Scanners (Criterion Spine # 712) is a Canadian film that was originally released in 1981. It received its Criterion release on DVD and Blu-Ray on July 15, 2014. David Cronenberg has three other films in the collection: Naked Lunch (Spine #220), Videodrome (Spine #248) and one of my personal favorites, Dead Ringers (Spine #21) which is unfortunately out of print. Criterion also released a restored version of The Brood on iTunes and Hulu, suggesting a future DVD and Blu-Ray release (fingers crossed).
Cameron Vale (Steven Lack), a telepath known as a Scanner is recruited by weapons company ConSec to assassinate a rogue Scanner, Darryl Revok (Michael Ironside). Vale’s mission reveals an unsettling truth about ConSec, the Scanners, and his relationship to the powerful Revok.
Cronenberg’s films have always relied on the successful marriage between ideas and special effects. It’s the consistency in the delivery of these two factors that make the first half of Cronenberg’s career my favorite phase of any director. What I’m talking about is Cronenberg’s expression of what we’ve come to regard as body horror. With Scanners the body horror is less overt, less of a result of sexuality and disease and more of an internal nightmare. As a result Scanners is a little more grounded than what we typically think of when we consider Cronenberg’s works.
Cronenberg’s stylistic choices of sparse sets, almost banal cinematography, and over the top gore (that exploding head is still a technical triumph) are all evident. But the film’s plot is a little more traditional and a little more focused on big picture twists and conspiracies and less so on the plight of the individual. The casting of Steven Lack as the lead even suggests that. As far as acting goes, his skills work best in terms of taking the direct actions the script calls for and less so in terms of line delivery or providing an emotional center. Ironside is fantastically mad and malevolent, but there’s no subtlety in his performance – no shades of gray. This may sound like a criticism, but it’s not. The characters, who have little in the way of backgrounds or relationships, work not as people but as ideas. They are reflections of the dangers of real-world corporate and medicinal reliance and what that means for the next generation. So when the incredible, literally eye-popping climax comes, we are situated with the familiar Cronenberg again, witnesses to that marriage of ideas and special effects.

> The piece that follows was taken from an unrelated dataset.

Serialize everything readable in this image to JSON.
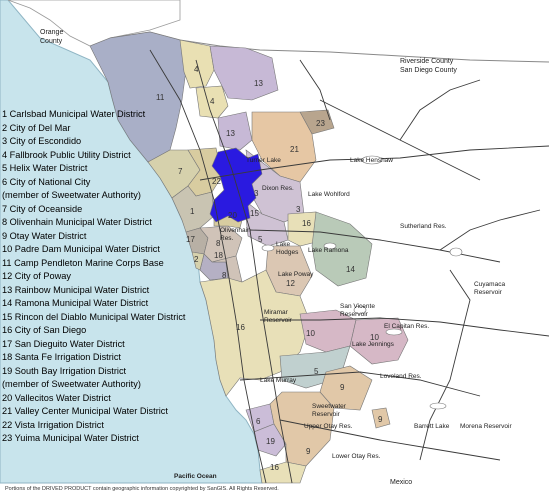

Scanners’ focus on ideas is centered on the future of this fictional world, and so the conflict between Vale and Revok, with ConSec constantly pulling the strings, feels less concerned with the present and more concerned with the post-film aftermath. It’s really quite unique, that even in constructing this large-scale espionage narrative, Cronenberg crafts a film that still only feels like we’re seeing a fragment of this world. As is typical with Cronenberg’s films from this era, there is no denouement, only a shocking and transformative end and the lingering post-credit question of ‘where do they go from here?’ By allowing us some form of comfort in his style, Cronenberg admirably denies his audience narrative comfort.
As someone who owns the original, grainy DVD copy released in 2001, allow me to say that the Criterion 2K digital restoration is simply phenomenal. You really haven’t seen and appreciated Scanners until you’ve seen it in this quality. Being one of Criterion’s most recent releases, it includes a great set of bonuses, including a documentary on the film’s special effects, The Scanners’ Way, interviews with Steven Lack, Michael Ironside, and David Cronenbeg, an essay booklet by Kim Newman, and original trailers and radio spots. The most notable extra is the inclusion of Cronenberg’s first film: Stereo (1969), which you’ll be hard pressed to find anywhere else. This is truly one of Criterion’s most well put together releases.

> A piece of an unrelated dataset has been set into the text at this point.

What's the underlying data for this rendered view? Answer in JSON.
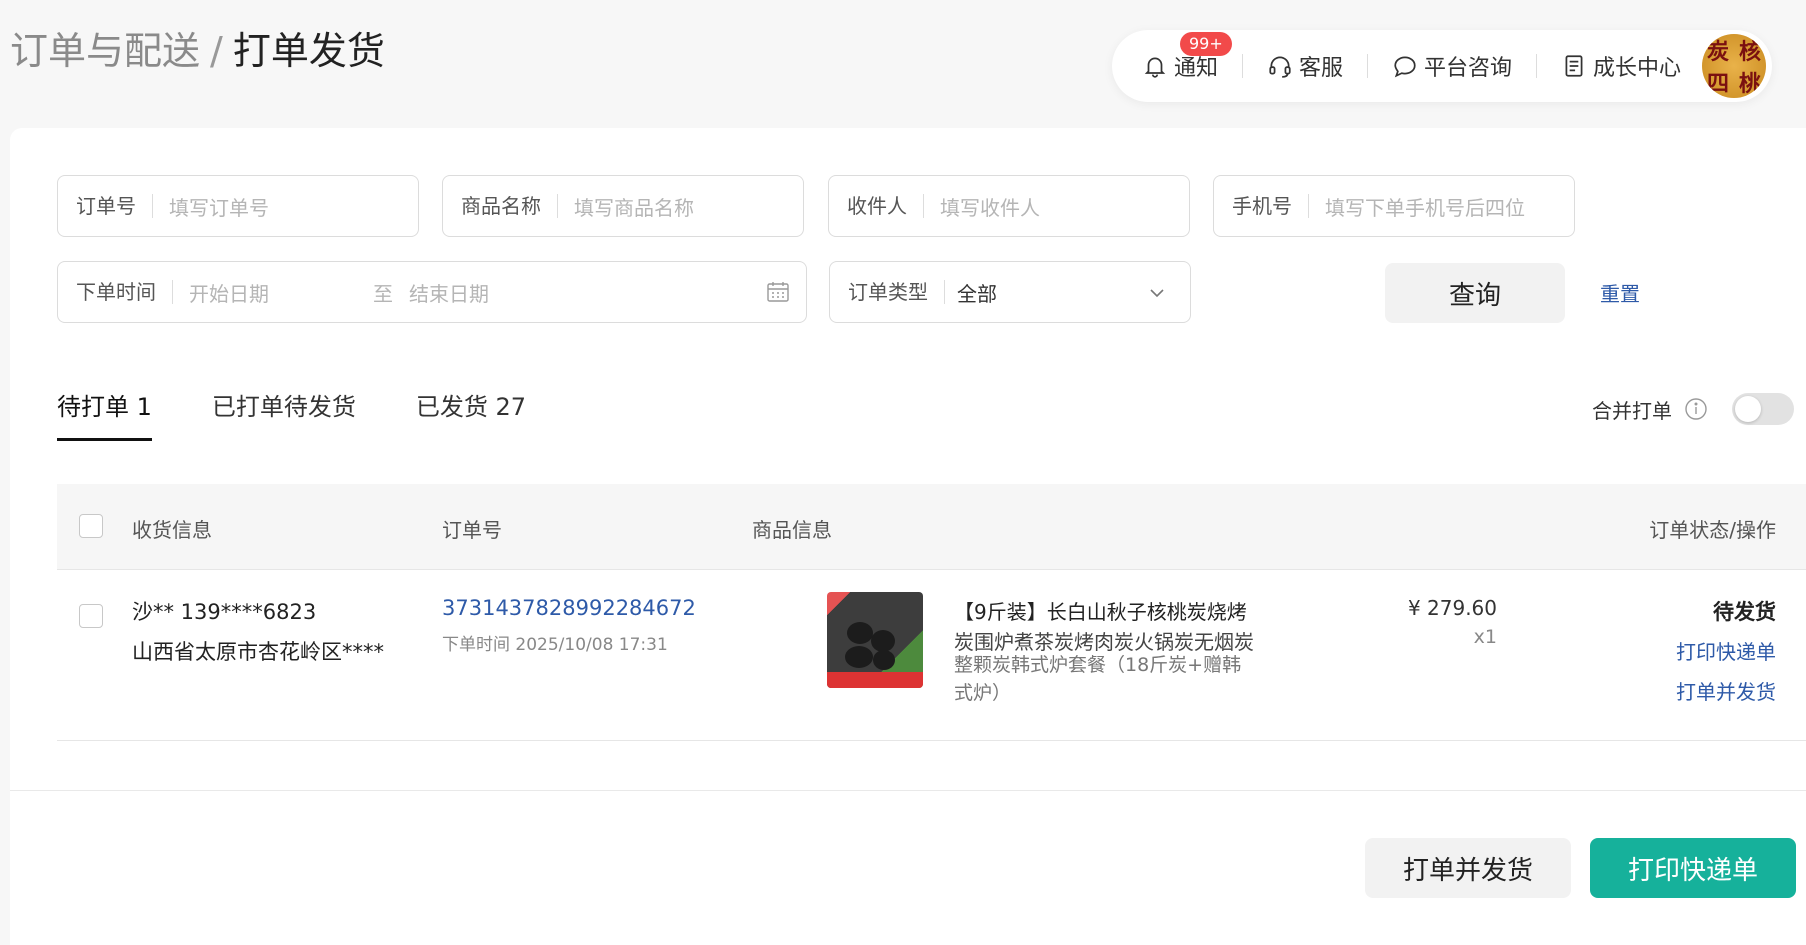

While the film doesn’t push the boundaries of concept as much Cronenberg’s later films, and there are some pacing issues, Scanners is still essential viewing. If you’re a fan of Cronenberg or ’70s and ’80s science-fiction, the Criterion release of Scanners is a must own.
Criterion Grade: A
Film Grade: A-